Brazilian poets Ananda Lima, Elizandra Souza share stories of identity, gender and culture


TPN File Photo

Posvar Hall.

By Lynnette Tibbott, For The Pitt News

Bruna Kalil Othero Fernandez, a Ph.D. student and associate instructor at Indiana University who teaches Portuguese and Spanish, sat in the Global Hub and soaked in a “food memory” after hearing a poem about the traditional Brazilian dish caruru.

“I felt very emotional because caruru is a famous Brazilian dish, and even though it’s not from my region specifically, I really related to this feeling of having a taste memory related to food,” Fernandez said. “When you eat it, you go back to your family, you go back to your experiences in your hometown and you think about your own identity. Poems about food can talk about our identity and how we feel.”

ADDverse+Poesia and the Luso-Brazilian Student Association hosted “Women’s Voices in Brazilian Poetry” on Friday in Posvar Hall.
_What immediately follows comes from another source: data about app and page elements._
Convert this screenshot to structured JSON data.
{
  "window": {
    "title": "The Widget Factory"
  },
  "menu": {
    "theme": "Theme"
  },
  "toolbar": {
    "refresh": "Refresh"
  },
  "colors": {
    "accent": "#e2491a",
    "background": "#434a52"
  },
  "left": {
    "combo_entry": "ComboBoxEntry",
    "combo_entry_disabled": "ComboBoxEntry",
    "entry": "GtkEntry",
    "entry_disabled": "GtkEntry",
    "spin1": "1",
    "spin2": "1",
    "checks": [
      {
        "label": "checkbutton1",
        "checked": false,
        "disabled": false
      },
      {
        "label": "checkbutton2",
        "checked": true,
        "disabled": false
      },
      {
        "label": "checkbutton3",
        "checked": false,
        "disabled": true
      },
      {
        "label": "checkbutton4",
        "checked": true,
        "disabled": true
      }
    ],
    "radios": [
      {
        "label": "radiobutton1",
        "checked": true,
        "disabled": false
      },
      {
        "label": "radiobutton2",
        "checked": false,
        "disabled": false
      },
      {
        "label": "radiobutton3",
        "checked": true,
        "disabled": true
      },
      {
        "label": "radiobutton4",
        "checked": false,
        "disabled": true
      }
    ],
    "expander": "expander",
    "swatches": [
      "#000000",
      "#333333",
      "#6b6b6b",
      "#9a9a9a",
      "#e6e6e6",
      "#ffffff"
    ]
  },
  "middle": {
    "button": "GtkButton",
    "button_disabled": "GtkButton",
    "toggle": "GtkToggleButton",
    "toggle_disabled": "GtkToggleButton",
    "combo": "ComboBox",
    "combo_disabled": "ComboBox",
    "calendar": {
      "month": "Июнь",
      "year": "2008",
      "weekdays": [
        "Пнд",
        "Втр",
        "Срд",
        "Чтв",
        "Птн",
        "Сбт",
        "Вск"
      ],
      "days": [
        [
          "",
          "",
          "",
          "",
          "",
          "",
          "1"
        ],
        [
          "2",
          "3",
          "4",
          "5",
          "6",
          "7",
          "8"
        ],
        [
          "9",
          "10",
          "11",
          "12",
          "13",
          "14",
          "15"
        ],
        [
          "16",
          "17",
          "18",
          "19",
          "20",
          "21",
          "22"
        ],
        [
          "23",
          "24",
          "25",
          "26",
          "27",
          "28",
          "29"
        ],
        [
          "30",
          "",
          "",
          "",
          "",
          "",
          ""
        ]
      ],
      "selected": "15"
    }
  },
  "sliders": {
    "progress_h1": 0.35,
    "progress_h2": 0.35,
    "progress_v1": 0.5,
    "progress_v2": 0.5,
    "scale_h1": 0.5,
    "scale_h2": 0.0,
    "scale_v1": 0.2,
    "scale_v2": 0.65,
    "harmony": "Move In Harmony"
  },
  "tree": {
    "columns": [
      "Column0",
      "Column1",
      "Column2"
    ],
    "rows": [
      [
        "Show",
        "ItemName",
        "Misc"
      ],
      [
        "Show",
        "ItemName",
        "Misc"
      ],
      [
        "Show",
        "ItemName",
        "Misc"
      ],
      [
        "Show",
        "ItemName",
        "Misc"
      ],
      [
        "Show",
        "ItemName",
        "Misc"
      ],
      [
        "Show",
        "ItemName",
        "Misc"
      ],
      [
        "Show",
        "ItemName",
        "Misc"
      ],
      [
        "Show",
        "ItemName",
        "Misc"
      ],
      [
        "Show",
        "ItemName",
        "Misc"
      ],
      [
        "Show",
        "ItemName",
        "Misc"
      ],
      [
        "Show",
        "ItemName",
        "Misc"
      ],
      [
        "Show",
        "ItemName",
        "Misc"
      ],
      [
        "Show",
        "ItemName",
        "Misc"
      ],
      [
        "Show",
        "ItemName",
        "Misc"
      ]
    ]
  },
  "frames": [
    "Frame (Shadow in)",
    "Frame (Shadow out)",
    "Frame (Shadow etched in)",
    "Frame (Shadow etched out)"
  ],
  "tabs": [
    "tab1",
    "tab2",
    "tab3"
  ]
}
Ananda Lima read poetry from her collection, “Mother/Land,” and Elizandra Souza shared poems from her publication, “Quem pode acalmar este redemoinho de ser mulher preta?” or “Who can calm this whirlwind of being a Black woman?” in English.

Luana Moreira Reis, the president of ADDverse+Poesia, moderated the event along with Ben Lyons-Weiler, the president of the Luso-Brazilian Student Association. Reis and Lyons-Weiler also ordered traditional Brazilian food such as coxinha and pão de queijo from the restaurant Mercearia.

Lima said her personal life deeply affects her work, and she explores what it means to be a Brazilian woman living in the U.S.

I go through stages in which I focus on different things, but there are themes that come back again and again. Motherhood, inheritance, language, bilingualism, America, history — which are very present in my collection ‘Mother/Land,’” Lima said. “But also vision, perception, aging, light, photography, awe.”

A speaker at the “Women’s Voices in Brazilian Poetry” event on Friday in Posvar Hall. (Courtesy of Don Joseph)

Both poets share their experiences of identity, focusing on how they relate to the world and to each other. According to Reis, their poems not only stand as art, but open a conversation of shared experience.

ADDverse decided to organize an event to celebrate these two recent publications that navigate Portuguese and English to open the discussion on women’s voices in Brazilian poetry,” Reis said. “We wanted to put these two great Brazilian writers in conversation since there are so many points of contact in their work even though they write from different perspectives.”

Luana said the event was about more than just poetry, but building the bridge between art, lived experience and understanding.

Even though most of the conversation was in Portuguese, everyone was listening carefully and connecting with their words,” Luana said. “They asked questions and were moved by their powerful art. As stated by poet Elizandra Souza during the opening of her presentation, events like this show us that language should not be a barrier for us to connect. Our words can go beyond borders.”

Although ADDverse+Poesia and The Luso-Brazilian Student Association focused on poetry by Brazilian women for the event, Reis believes all minority voices need to be uplifted.

“ADDverse+Poesia is a transnational and multilingual poetry collective that prides itself on sharing the stories and works of art from underrepresented communities within our society, including, but not limited to, the LGBTQIA+ community, Black and Indigenous individuals and people living with disabilities,” Reis said.

Lyons-Weiler said these ideals are also ones that parallel the goals of his organization.

“Our goal as an organization is to spread awareness of the Portuguese language, spread awareness of social justice topics and uplift marginalized voices,” Lyons-Weiler said. “We’re trying to highlight all the different elements in the Lusophere.”

Fernandez said the event particularly spoke to her with the combination of the two languages, which is something she often uses in her writing. 

“Overall, it was an amazing experience to hear two poets talk about their works, especially when they are talking about translation and this bridge they can build between the two languages, which is something I also am doing right now in writing in English,” Fernandez said.

The organizations plan to host future events, including “Black Literature in Translation: Grammar of Blackness around the world,” at 2 p.m. on March 31. This event, facilitated by Leonora Paula, features Denise Carrascosa, Guellwaar Adun and Mel Adun as speakers.

Lima said she hopes her words resonate with those who read them. 

“I hope to give people words to something they might feel, or to expose them to a new experience, to challenge their thinking and to share with them the joy of language and of poetry,” Lima said.

A previous version of this story said the food was cooked. It was ordered. It also referred to the Lusa-sphere, instead of the Lusosphere. The article has been updated to reflect this change. The Pitt News regrets this error.